Auer says the federal government is still working through its implementation process, but that he hopes to see PLC become the baseline for cement across the country.
“PLC is kind of a no-brainer solution,” he says. “You can reduce your emissions by up to 10 per cent and it doesn’t cost you any more money and most importantly, it doesn’t preclude any of the other decarbonization strategies that are coming online. So you can still use supplementary cementitious materials, you can still use these emerging mineralization technologies like CarbonCure and Solidia, and others that can basically be stacked on top of PLC.”
The CAC estimates all three levels of governments buy up to half of all construction materials in Canada, either directly or indirectly, so momentum on the public side would go a long way.
In the private sector, Auer says the association has been expecting demand for cleaner concrete to pick up for the past decade, but it is only recently that owners and buildings tenants are slowly becoming a force for change.

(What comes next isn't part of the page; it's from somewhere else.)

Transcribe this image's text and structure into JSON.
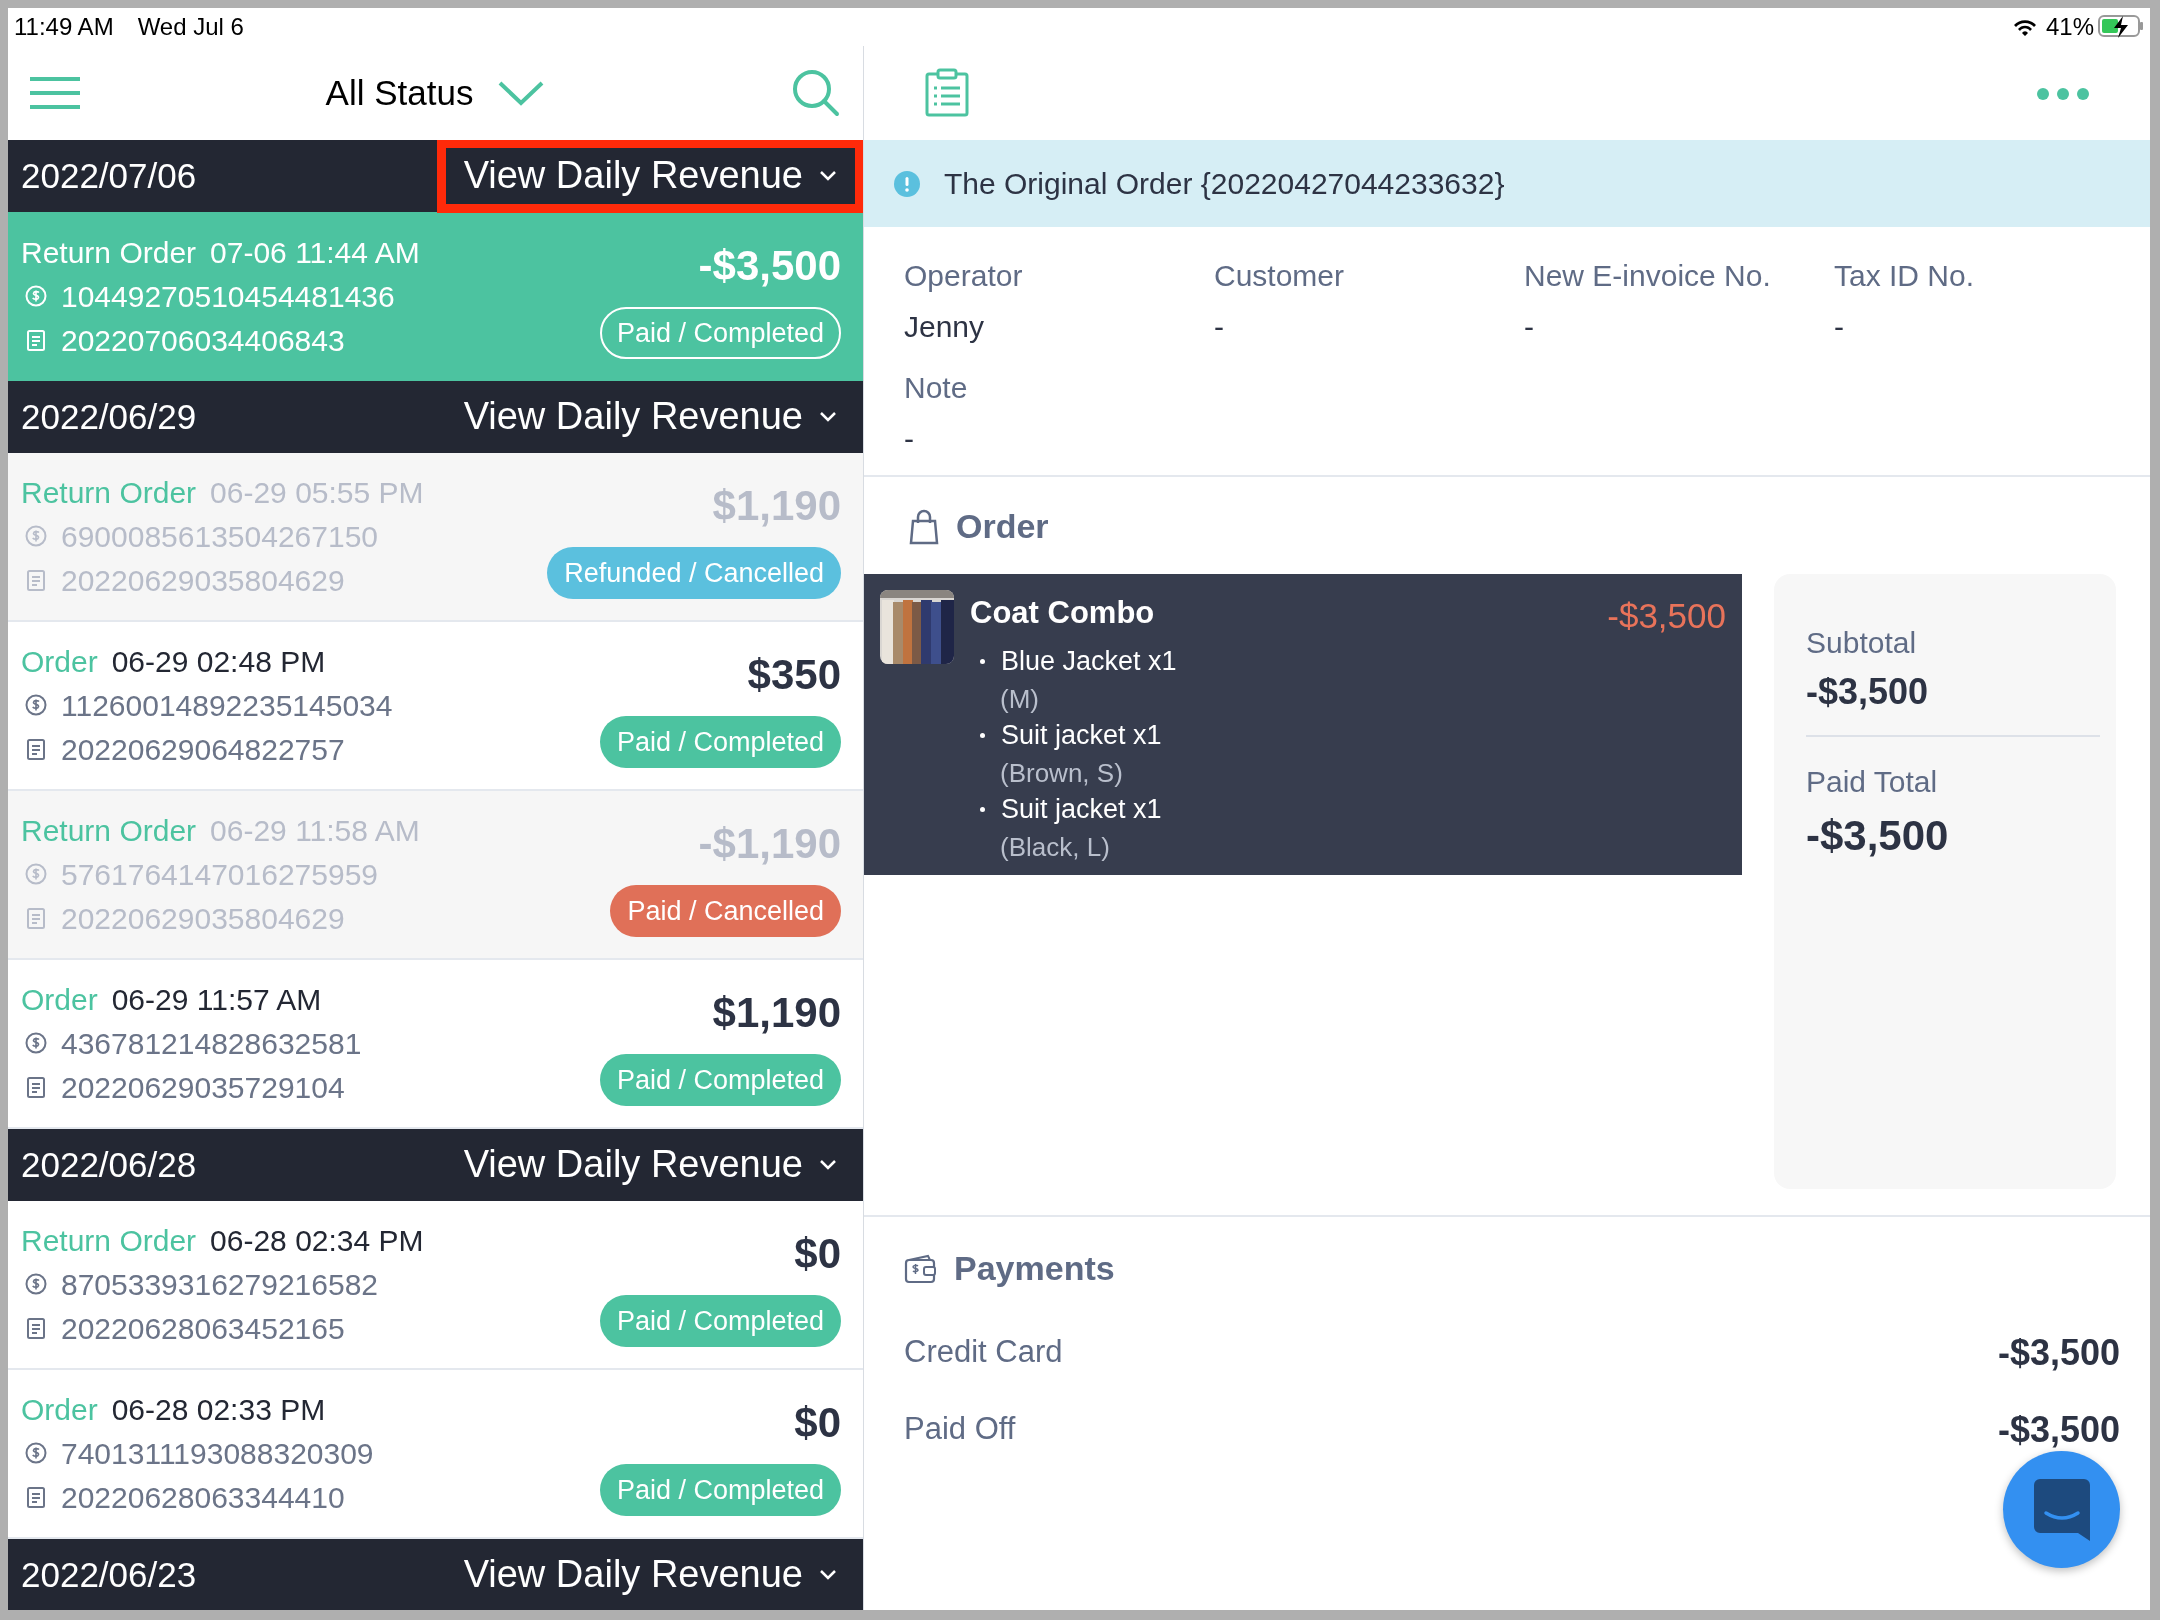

Today, lower carbon mixes come at a premium, but the benefits of minimizing embodied carbon and developing CO2-neutral buildings have businesses showing more willingness to foot the added bill. In the not too distant future, low, or even net zero concrete, may be table stakes in Canadian construction.
This article first appeared in the March 2021 edition of On-Site. Click here to read through the whole issue.